Task prompt ::
Retype every record exactly. Leave the pictures out.

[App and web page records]
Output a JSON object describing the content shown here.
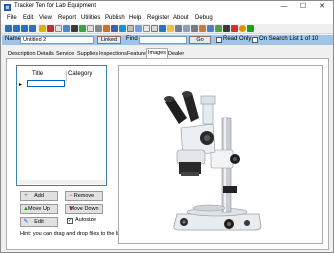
{
  "app": {
    "title": "Tracker Ten for Lab Equipment"
  },
  "window_controls": {
    "minimize": "—",
    "maximize": "☐",
    "close": "✕"
  },
  "menu": [
    "File",
    "Edit",
    "View",
    "Report",
    "Utilities",
    "Publish",
    "Help",
    "Register",
    "About",
    "Debug"
  ],
  "navbar": {
    "name_label": "Name",
    "name_value": "Untitled 2",
    "linked_label": "Linked",
    "find_label": "Find",
    "find_value": "",
    "go_label": "Go",
    "read_only_label": "Read Only",
    "on_search_list_label": "On Search List",
    "record_position": "1 of 10"
  },
  "tabs": [
    "Description",
    "Details",
    "Service",
    "Supplies",
    "Inspections",
    "Features",
    "Images",
    "Dealer"
  ],
  "active_tab": "Images",
  "image_list": {
    "columns": [
      "Title",
      "Category"
    ],
    "selected_marker": "▸"
  },
  "buttons": {
    "add": "Add",
    "remove": "Remove",
    "move_up": "Move Up",
    "move_down": "Move Down",
    "edit": "Edit",
    "autosize": "Autosize",
    "autosize_checked": true
  },
  "hint": "Hint: you can drag and drop files to the list.",
  "colors": {
    "navbar": "#9fc6e8",
    "accent": "#3c7fb1"
  }
}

Result for this task ::
Output a JSON object describing the content shown here.
{
  "app": {
    "title": "Tracker Ten for Lab Equipment"
  },
  "window_controls": {
    "minimize": "—",
    "maximize": "☐",
    "close": "✕"
  },
  "menu": [
    "File",
    "Edit",
    "View",
    "Report",
    "Utilities",
    "Publish",
    "Help",
    "Register",
    "About",
    "Debug"
  ],
  "navbar": {
    "name_label": "Name",
    "name_value": "Untitled 2",
    "linked_label": "Linked",
    "find_label": "Find",
    "find_value": "",
    "go_label": "Go",
    "read_only_label": "Read Only",
    "on_search_list_label": "On Search List",
    "record_position": "1 of 10"
  },
  "tabs": [
    "Description",
    "Details",
    "Service",
    "Supplies",
    "Inspections",
    "Features",
    "Images",
    "Dealer"
  ],
  "active_tab": "Images",
  "image_list": {
    "columns": [
      "Title",
      "Category"
    ],
    "selected_marker": "▸"
  },
  "buttons": {
    "add": "Add",
    "remove": "Remove",
    "move_up": "Move Up",
    "move_down": "Move Down",
    "edit": "Edit",
    "autosize": "Autosize",
    "autosize_checked": true
  },
  "hint": "Hint: you can drag and drop files to the list.",
  "colors": {
    "navbar": "#9fc6e8",
    "accent": "#3c7fb1"
  }
}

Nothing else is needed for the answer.